Last, but by no means least is Hearst Castle, located just east of Piedras Blancas Rookery in San Simeon. Much of the dramatic scenery of Big Sur feels reminiscent of some of the epic routes around Europe, like the Amalfi Coast, but its Hearst Castle that captures that resemblance of European architecture. Yet it's something of an anomaly in a country that has so few castles. Hearst may not have the history (it's not even 100 years old) of European castles, but its attention to detail and striking architecture make it one of the top castles in America, and therefore, the most unique man-made landmark in Big Sur. Hearst Castle, also known as “La Cuesta Encantada” or “The Enchanted Hill," is impressive both on and off paper, featuring 127 acres of gardens, terraces, pools, and walkways, and 165 rooms. While it's located a few miles inland, the castle's location on a hilltop makes for great views of the surrounding hills, and even the Pacific Ocean. There are a number of tours available, but don't expect to pay anything less than $25.

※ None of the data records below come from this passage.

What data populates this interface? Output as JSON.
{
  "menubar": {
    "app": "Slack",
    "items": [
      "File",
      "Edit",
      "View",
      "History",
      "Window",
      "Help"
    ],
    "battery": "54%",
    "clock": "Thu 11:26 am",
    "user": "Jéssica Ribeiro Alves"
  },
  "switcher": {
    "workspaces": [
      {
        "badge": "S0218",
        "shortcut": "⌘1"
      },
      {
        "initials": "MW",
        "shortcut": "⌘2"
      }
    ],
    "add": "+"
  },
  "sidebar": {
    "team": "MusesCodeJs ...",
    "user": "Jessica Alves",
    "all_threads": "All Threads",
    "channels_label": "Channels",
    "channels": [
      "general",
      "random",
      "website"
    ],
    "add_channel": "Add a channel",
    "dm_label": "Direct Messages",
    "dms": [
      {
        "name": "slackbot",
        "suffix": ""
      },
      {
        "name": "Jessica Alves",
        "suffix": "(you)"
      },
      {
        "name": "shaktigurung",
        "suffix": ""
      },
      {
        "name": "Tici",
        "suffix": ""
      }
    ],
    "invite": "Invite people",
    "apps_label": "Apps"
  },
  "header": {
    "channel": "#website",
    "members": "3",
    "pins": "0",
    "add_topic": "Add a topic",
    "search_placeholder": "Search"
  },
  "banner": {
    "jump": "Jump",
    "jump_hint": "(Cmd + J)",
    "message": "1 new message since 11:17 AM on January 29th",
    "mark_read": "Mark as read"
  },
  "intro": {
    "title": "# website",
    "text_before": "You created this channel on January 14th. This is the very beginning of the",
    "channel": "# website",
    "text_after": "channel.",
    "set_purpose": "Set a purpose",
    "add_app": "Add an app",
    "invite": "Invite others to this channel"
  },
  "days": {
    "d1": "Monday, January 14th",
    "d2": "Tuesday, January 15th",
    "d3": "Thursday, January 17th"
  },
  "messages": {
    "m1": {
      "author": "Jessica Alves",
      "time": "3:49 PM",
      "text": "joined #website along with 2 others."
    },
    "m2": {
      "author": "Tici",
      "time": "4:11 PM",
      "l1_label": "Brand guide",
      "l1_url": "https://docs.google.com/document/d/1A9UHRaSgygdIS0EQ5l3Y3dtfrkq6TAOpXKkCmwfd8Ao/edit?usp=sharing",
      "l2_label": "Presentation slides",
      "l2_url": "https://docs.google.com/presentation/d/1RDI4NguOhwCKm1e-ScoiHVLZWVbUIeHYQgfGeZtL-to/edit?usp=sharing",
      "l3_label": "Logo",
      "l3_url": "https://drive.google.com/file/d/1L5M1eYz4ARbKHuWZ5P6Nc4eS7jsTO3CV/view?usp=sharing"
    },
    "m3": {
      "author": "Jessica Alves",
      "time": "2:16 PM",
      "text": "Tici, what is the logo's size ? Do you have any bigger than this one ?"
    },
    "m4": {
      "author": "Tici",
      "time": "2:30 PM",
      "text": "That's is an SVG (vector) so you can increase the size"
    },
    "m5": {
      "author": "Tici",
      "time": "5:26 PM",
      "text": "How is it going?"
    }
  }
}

Of course I can't talk day and weekend trips to Big Sur without talking accommodations. And this is yet another reason that I love Big Sur so much. Big Sur is unique in and of itself in every way and its accommodation options are no exception. The gold standard is the Post Ranch Inn, outfitted with infinity pools, tree houses, an award-winning restaurant, spa, and epic views overlooking the Pacific Ocean. However, it comes with a price tag, with rates starting around $700 per night. For accommodations that are just as unique, but a much lower price, I recommend Treebones over every other place. Here, yurts overlooking the Pacific Ocean start at $215 a night. For $150 you can stay in a human nest, which is just that, a nest big enough to sleep in. For rates that are even lower, but still with Big Sur charm, there's Deetjen's Big Sur Inn, with rooms that start at $100 per night. Other accommodations I'll recommend in Big Sur include Ventana Inn and Spa and Glen Oaks Motel. You may also consider looking up rentals on VRBO or Airbnb, which I've had success with on the Central California coast.